One of the key benefits of the web over print is flexibility. Allow your site to flex and bend, and it will stay strong. Try to make it too rigid, and it will break.

One of the key benefits of the web over print is flexibility. Allow your site to flex and bend, and it will stay strong. Try to make it too rigid, and it will break.

Yes, grasshopper. Bend like the bamboo, not break like the stick.

: )

I think what’s most important is to think of what the site visitors are using. True, that may be the same as users in general, but maybe not.

I did a very crude study about a year ago using YUI and some PEAR packages to get a rough idea about what my site’s visitors were using. There’s a 4% margin of error in that some viewports were 0px by 0px ??, some equalled the resolution (no browser chrome?) and some even exceeded it !?? The “oddities” are not included in the graphs.

But it does show both range and percentages enough to provide some insight.

The minimum viewport width was 38.7% of resolution size with the average being 92.5%
The minimum viewport height was 37.5% of resolution size with the average being 75.4%

This suggests that most visitors had the viewport maximized and the difference is resolution size less scrollbar and top bars (i.e. the browser chrome).

Still, the smallest viewport size was 122px wide by 110px high and as can be seen in the graphs a considerable percentage of visitors still had viewports near the 800 x 600 resolution size.

It looks to me like a 750px min width would be safest, but I shudder to think of how it would look at 1900px wide.

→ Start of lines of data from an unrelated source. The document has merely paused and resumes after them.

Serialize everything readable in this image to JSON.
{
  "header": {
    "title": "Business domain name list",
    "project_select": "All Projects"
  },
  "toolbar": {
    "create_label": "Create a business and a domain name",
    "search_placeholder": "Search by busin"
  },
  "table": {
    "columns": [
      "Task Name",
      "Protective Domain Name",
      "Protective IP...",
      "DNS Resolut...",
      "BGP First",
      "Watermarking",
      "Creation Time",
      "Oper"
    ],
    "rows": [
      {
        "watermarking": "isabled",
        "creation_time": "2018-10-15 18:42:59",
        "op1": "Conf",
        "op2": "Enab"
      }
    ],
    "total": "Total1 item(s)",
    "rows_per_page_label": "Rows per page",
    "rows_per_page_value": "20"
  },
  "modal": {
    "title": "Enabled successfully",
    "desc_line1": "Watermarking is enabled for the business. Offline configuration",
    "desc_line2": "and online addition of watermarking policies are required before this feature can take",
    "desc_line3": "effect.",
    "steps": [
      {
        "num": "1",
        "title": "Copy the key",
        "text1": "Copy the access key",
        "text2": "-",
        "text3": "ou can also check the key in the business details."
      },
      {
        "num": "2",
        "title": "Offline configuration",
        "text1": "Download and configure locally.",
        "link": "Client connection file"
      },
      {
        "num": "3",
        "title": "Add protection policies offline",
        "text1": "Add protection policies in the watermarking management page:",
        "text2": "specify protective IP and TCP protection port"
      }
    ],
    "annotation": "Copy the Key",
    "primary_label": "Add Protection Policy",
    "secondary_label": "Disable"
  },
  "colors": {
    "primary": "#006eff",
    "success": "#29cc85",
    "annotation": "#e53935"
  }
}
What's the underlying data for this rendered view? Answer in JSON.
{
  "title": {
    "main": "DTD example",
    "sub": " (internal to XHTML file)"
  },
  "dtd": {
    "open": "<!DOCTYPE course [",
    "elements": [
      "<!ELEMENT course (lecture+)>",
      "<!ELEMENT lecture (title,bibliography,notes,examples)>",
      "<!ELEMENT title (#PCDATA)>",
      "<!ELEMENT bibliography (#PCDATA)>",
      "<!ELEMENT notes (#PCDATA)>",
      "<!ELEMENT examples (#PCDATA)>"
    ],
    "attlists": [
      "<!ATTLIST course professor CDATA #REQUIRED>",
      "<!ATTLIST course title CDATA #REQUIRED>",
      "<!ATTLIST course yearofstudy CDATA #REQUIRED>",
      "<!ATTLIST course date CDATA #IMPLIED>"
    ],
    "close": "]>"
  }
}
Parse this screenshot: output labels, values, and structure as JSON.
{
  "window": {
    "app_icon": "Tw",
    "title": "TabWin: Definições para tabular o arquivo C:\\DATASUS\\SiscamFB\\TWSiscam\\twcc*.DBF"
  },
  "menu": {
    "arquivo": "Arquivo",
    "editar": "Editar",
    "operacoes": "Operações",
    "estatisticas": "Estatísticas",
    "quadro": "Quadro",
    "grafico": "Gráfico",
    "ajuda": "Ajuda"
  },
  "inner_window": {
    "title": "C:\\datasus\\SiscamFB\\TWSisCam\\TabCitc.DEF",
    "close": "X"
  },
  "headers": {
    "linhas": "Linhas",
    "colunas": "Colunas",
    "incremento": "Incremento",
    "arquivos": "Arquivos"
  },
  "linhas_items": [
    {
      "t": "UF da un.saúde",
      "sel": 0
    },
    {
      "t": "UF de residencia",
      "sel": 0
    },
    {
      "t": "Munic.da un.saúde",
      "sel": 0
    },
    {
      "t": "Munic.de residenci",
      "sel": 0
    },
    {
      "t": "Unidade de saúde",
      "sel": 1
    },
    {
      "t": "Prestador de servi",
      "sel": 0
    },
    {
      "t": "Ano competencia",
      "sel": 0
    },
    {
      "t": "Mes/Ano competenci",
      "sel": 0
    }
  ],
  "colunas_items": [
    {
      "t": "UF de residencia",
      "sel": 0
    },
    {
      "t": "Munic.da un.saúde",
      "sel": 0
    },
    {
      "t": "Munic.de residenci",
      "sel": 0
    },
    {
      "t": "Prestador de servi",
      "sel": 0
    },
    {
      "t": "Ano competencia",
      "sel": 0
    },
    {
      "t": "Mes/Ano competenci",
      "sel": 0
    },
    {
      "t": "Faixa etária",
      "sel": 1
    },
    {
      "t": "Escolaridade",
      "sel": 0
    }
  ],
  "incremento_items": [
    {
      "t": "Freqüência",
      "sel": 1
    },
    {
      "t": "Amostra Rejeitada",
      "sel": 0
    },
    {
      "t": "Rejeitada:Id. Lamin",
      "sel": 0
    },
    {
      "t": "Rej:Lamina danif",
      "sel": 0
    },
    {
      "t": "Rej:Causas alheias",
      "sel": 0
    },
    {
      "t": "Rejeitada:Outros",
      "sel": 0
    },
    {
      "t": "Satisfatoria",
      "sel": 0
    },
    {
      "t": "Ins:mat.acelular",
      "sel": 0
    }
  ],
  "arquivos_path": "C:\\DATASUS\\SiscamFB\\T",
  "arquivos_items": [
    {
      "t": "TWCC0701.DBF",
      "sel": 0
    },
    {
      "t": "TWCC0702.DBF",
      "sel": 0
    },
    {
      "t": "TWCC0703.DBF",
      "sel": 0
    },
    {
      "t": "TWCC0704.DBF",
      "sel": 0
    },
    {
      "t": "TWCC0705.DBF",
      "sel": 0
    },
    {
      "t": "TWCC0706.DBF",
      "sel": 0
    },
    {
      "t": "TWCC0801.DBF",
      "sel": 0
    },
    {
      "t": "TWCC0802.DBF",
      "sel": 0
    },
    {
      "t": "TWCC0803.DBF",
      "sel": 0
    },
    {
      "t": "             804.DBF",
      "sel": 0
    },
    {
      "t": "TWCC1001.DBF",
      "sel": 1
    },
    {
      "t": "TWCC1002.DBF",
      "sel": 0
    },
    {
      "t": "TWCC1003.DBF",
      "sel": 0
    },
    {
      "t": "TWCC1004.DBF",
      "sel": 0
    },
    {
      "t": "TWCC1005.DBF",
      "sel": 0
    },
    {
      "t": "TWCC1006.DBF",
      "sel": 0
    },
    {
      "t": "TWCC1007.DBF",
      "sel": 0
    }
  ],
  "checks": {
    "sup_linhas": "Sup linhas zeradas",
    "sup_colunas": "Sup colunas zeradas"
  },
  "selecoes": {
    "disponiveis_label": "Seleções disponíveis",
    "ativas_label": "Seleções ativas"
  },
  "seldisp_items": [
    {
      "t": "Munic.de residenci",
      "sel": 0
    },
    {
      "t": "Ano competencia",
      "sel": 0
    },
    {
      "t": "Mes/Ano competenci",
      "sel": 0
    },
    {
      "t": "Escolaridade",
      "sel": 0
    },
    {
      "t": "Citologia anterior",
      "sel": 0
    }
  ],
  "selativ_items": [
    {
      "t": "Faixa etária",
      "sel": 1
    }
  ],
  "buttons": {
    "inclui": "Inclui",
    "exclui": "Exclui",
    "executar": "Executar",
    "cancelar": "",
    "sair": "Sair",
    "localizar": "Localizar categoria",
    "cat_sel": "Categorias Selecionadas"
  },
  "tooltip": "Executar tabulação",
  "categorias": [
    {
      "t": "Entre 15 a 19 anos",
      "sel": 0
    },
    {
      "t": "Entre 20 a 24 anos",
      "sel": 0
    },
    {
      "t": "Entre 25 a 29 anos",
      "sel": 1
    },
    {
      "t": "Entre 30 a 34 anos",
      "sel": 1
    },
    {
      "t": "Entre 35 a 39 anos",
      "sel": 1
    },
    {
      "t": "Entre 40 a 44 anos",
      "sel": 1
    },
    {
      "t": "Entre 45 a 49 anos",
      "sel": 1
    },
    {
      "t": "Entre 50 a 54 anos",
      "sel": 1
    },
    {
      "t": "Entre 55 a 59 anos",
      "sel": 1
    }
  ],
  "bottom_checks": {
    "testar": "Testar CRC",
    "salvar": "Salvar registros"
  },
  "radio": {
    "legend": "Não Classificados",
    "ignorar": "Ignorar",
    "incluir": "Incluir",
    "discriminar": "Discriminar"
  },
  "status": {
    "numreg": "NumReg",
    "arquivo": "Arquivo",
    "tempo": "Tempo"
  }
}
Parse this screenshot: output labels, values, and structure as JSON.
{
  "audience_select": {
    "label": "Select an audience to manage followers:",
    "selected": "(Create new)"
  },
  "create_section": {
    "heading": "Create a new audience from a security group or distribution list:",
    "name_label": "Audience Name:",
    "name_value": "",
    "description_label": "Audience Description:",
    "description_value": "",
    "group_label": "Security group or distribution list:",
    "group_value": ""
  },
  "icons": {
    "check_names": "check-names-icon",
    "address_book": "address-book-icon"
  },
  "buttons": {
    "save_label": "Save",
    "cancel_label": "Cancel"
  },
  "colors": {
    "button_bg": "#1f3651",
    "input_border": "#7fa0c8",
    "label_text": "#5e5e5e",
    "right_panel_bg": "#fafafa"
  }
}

Looks like a “fold” of 350px is safest.

Then again I guess 1200px by 650px wouldn’t be too far off for most of my site’s visitors.